» GOAL OF THE EXERCISE:
Should a line in the entries below contain "this", return that line.

» EXERCISE DATA:
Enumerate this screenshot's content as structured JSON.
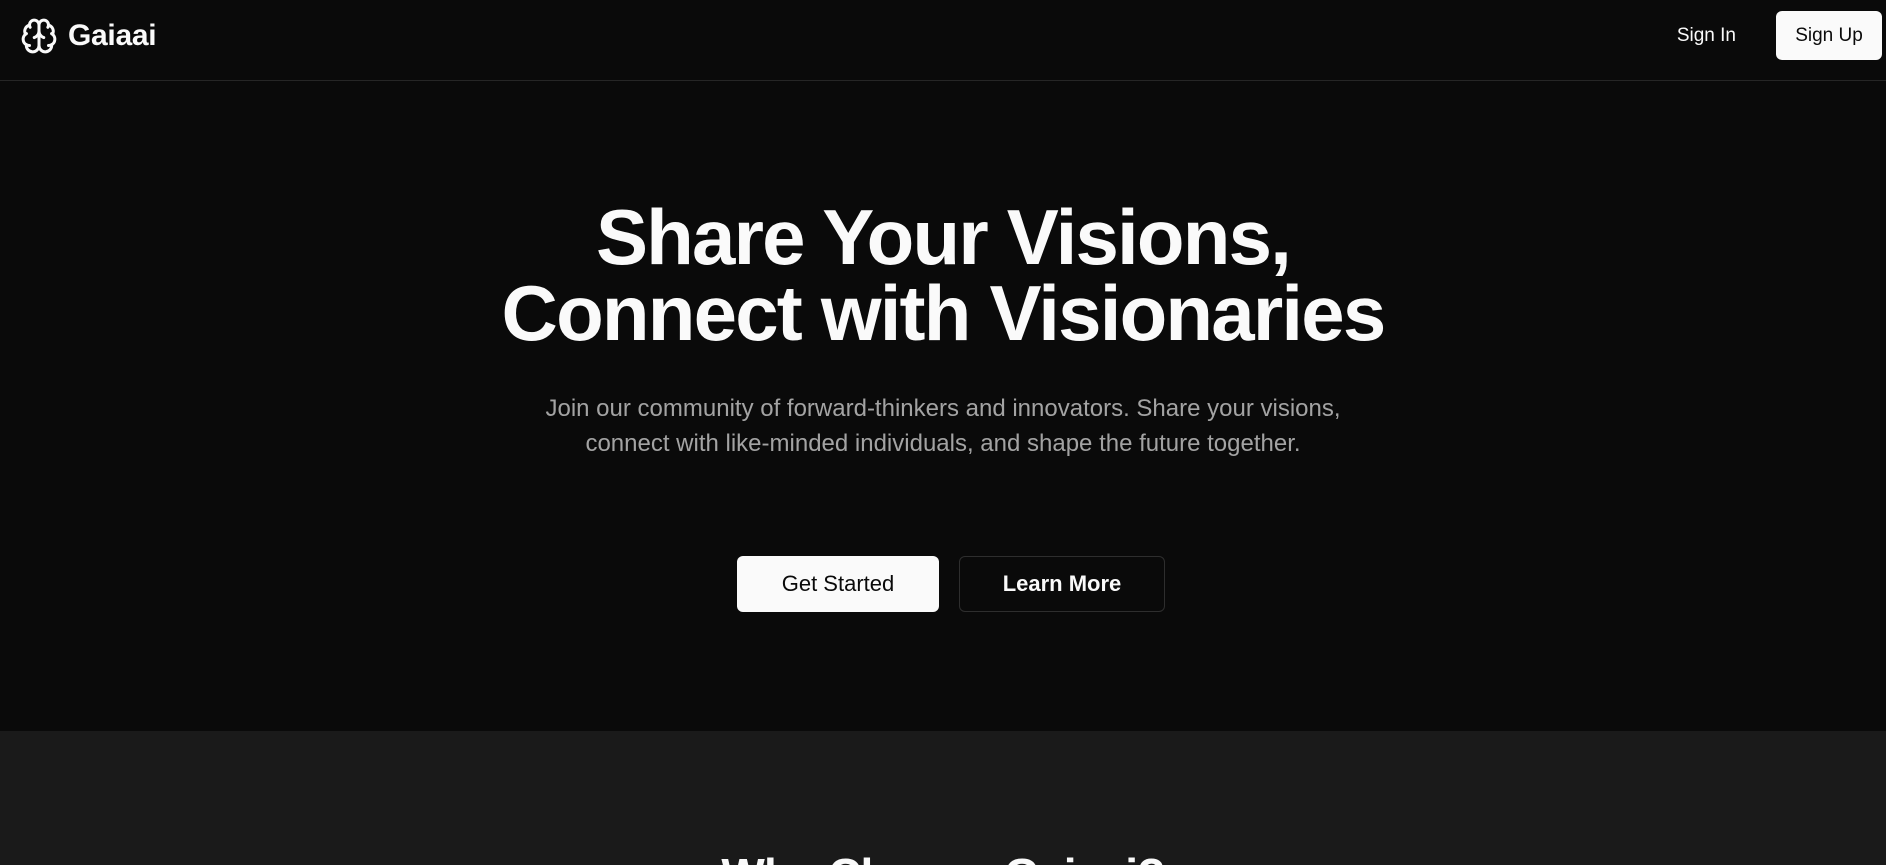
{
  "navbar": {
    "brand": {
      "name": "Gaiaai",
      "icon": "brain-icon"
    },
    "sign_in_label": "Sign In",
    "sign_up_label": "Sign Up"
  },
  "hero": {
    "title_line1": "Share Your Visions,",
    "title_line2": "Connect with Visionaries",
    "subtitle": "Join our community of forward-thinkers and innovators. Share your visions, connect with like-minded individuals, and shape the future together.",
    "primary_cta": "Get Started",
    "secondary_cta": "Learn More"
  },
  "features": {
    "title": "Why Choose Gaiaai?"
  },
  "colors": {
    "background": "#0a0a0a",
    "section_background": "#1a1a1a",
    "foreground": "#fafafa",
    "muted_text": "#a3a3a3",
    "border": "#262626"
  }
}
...
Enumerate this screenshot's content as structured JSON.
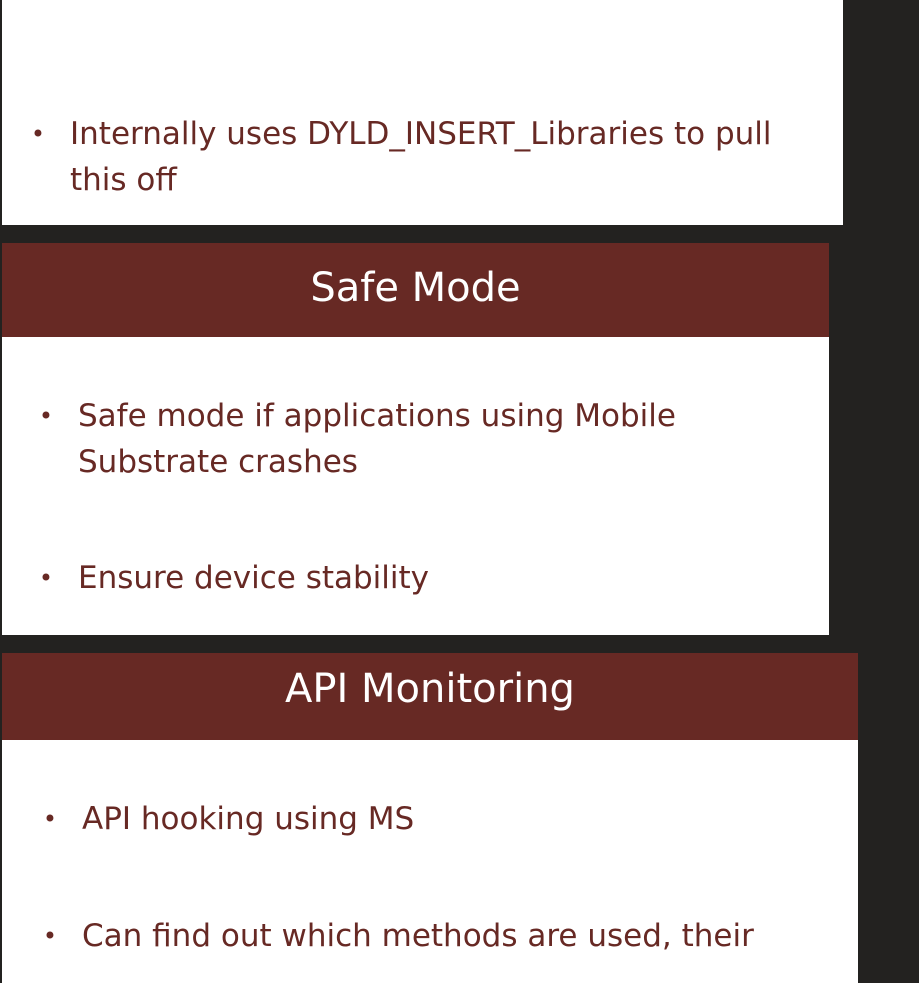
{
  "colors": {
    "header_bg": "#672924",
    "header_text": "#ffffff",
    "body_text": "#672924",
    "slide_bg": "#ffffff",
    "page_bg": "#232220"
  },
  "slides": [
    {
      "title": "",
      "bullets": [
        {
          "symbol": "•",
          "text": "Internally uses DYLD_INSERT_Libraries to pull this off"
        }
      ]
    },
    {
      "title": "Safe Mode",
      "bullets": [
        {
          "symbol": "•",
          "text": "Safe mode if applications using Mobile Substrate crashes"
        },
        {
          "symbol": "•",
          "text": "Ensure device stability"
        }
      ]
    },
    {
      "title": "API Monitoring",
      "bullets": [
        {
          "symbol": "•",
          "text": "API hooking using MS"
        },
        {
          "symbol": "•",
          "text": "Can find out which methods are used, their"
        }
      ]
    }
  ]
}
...
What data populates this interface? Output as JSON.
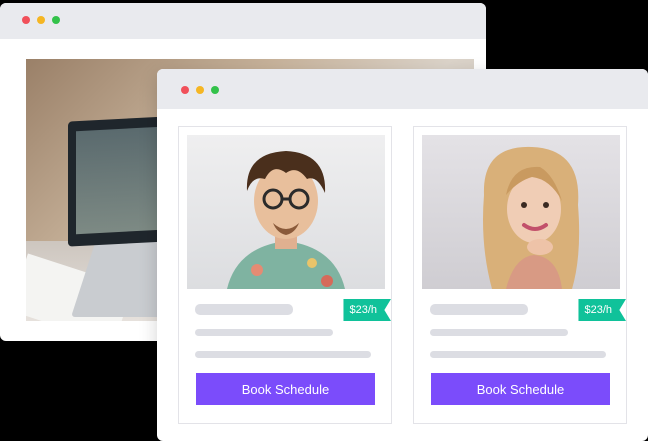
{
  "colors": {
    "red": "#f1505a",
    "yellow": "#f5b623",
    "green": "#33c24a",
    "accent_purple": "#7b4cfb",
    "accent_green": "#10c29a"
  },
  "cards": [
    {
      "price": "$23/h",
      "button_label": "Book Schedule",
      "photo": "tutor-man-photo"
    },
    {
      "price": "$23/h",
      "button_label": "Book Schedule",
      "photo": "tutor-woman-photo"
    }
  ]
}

» ANSWER BOX:
Enumerate this screenshot's content as structured JSON.
Enumerate this screenshot's content as structured JSON.
          "text": "Internally uses DYLD_INSERT_Libraries to pull this off"
What data populates this interface? Output as JSON.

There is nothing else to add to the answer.